Twitter acknowledged that the increase of overall ad engagements must continue otherwise its advertising revenue will start to decline. It is quite possible that the continued stagnation of Twitter's user growth may have an adverse effect on the overall ad engagement total eventually. In the following graphs, we can see the downward trends in Twitter's user growth y-o-y for the past eight quarters as far as U.S, international and worldwide monthly active users are concerned.
Not only does Twitter have a user-growth problem, they are on the cusp of a user-engagement problem as well. While Twitter's Timeline Views increased by 55% overall from 2012, there is clear evidence of a decline in the growth rate of Timeline views based on y-o-y growth and q-o-q growth. This is evidenced by the next two graphs. As evidenced by the 4th quarter totals of the Q/Q growth graph, it appears that an apparent decline in Timeline views may be under way.

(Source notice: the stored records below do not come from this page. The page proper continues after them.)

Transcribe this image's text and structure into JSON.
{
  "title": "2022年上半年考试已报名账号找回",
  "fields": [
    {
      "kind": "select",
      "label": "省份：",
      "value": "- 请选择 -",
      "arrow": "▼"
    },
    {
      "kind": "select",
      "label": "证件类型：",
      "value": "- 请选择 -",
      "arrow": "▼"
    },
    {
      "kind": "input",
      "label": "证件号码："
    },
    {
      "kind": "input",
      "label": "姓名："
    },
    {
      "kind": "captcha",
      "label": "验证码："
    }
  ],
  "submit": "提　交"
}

Twitter has touted the fact that its small advertising rates are attractive for small businesses and global advertisers. Yet, there may be potential limitations to a firm's advertising reach on Twitter if the user growth rate continues to decline. The firm has indicated that they expect to see the continued decline of advertising costs.

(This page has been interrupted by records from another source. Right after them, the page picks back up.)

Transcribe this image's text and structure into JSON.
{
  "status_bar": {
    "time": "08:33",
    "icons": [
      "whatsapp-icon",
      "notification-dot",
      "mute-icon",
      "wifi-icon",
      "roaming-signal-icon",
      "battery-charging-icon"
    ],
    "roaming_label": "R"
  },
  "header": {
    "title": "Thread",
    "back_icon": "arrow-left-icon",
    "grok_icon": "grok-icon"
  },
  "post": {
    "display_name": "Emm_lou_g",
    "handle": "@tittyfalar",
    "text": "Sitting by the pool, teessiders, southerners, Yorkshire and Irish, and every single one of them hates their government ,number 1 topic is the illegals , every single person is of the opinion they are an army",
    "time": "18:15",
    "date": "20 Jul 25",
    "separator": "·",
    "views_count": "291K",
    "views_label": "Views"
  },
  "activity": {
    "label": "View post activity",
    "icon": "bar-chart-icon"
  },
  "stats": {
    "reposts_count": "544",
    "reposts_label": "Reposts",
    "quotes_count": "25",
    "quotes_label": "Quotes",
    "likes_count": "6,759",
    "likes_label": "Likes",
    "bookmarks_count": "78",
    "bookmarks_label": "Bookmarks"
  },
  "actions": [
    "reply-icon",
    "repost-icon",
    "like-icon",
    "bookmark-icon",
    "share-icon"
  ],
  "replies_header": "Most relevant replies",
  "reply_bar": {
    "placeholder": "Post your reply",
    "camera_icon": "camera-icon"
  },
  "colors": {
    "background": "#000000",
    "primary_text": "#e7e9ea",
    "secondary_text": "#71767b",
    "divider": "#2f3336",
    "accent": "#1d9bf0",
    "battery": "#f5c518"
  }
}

In the long-term, Twitter's advertising revenue may be adversely affected if the firm fails to develop a strategy to quell the stagnation of its user-based growth and user-engagement on Twitter.
Is there a Bright Side?
Twitter's user base is not only maturing in number totals, but in age as well. This can be seen in E-Marketer's latest forecast that measured Twitter user penetration in the U.S by age group. As you can see on the chart, the biggest potential increase in user penetration from 2013-2018 is in the 35-44 year old age group. If this forecast holds true, this is good news for Twitter in terms of ad engagement. After all, older users have an increased likelihood of ad engagement, as stated by E-Marketer.
Additionally, Twitter is looking to capitalize on its sizable base of minorities that comprise their user-base. As you can see in the preceding graph by Business Insider Intelligence, a much larger share of Black and Hispanic Internet Users are on Twitter.
Twitter has a larger combined % share of blacks and Hispanics than Facebook and LinkedIn (NYSE:LNKD), as evidenced by the preceding graph.
Thus, Twitter may be in a unique position to attract advertisers that are aiming to connect with minorities on social media. Recently, Twitter has played a key role in recent marketing campaigns by All-State Corp (NYSE:ALL) and Home Depot (NYSE:HD) surrounding issues that affect the African-American Community. Twitter has recently hired marketing maven Nuria Santamaria as multicultural strategist to aid the firm in generating revenue based on its demographics.
INVESTORS SHOULD SHORT TWITTER
Yet, Twitter's current efforts to make lemons out of lemonade can only go so far. It is hard for investors to be convinced of the long-term viability of Twitter right now as a stock given their user-base problems. After all, its user-base growth has saturated despite the fact that its user-base still pales in comparison to Facebook. As the graph below shows, the user-base deficit between Facebook and Twitter is very clear.
Thus, I feel that Twitter is in the midst of a reality check and is a good short play. According to CNNMoney, their 12-month median price and low price targets are $51.50 and $32.50 respectively. I feel that they are set for a drop to the $45 mark.
The lack of Twitter's user-base growth is the big elephant in the room. Until it is fixed, Twitter will continue to be mired in vulnerability.
Disclosure: I have no positions in any stocks mentioned, and no plans to initiate any positions within the next 72 hours. I wrote this article myself, and it expresses my own opinions. I am not receiving compensation for it (other than from Seeking Alpha). I have no business relationship with any company whose stock is mentioned in this article.